BEGIN
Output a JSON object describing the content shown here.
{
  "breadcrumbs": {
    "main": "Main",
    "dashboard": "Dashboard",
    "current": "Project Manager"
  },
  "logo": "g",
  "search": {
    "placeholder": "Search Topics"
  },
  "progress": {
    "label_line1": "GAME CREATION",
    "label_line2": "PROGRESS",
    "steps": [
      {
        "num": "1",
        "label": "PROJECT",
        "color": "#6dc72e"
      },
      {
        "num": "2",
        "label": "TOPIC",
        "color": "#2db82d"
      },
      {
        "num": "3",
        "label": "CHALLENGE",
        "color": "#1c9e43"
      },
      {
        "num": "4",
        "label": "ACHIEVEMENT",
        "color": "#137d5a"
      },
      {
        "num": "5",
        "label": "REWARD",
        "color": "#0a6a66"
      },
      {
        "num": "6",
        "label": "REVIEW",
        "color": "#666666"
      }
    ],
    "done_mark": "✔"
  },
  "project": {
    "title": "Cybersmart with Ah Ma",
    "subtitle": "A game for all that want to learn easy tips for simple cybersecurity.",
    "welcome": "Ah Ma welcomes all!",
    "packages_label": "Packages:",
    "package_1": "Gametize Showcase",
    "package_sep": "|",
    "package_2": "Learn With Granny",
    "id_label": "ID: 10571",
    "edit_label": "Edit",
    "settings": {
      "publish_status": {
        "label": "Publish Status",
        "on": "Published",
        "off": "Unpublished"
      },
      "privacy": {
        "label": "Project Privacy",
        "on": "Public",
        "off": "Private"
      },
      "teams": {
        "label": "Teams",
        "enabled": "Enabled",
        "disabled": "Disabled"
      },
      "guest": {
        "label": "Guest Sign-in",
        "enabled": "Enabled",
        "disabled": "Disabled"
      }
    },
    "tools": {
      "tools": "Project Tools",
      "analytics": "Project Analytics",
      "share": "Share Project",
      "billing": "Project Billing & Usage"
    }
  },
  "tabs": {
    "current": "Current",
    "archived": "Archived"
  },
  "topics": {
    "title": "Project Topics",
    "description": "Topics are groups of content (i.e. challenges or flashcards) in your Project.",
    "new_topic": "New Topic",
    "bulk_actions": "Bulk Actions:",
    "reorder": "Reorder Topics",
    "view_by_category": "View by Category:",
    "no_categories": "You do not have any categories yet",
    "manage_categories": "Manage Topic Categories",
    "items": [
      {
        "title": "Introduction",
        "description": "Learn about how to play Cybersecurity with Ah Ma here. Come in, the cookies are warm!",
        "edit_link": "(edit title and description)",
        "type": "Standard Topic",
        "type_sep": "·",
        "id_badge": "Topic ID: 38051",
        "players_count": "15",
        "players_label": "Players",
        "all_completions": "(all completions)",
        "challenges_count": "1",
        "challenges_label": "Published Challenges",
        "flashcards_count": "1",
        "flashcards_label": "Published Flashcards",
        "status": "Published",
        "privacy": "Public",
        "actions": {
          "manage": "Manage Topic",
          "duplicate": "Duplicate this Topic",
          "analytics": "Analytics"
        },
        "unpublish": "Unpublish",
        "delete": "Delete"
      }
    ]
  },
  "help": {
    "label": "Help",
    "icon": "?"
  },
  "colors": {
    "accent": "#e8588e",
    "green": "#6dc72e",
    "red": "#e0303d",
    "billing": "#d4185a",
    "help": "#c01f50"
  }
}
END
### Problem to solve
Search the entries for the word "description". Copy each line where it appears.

### Task solution
    "description": "Topics are groups of content (i.e. challenges or flashcards) in your Project.",
        "description": "Learn about how to play Cybersecurity with Ah Ma here. Come in, the cookies are warm!",
        "edit_link": "(edit title and description)",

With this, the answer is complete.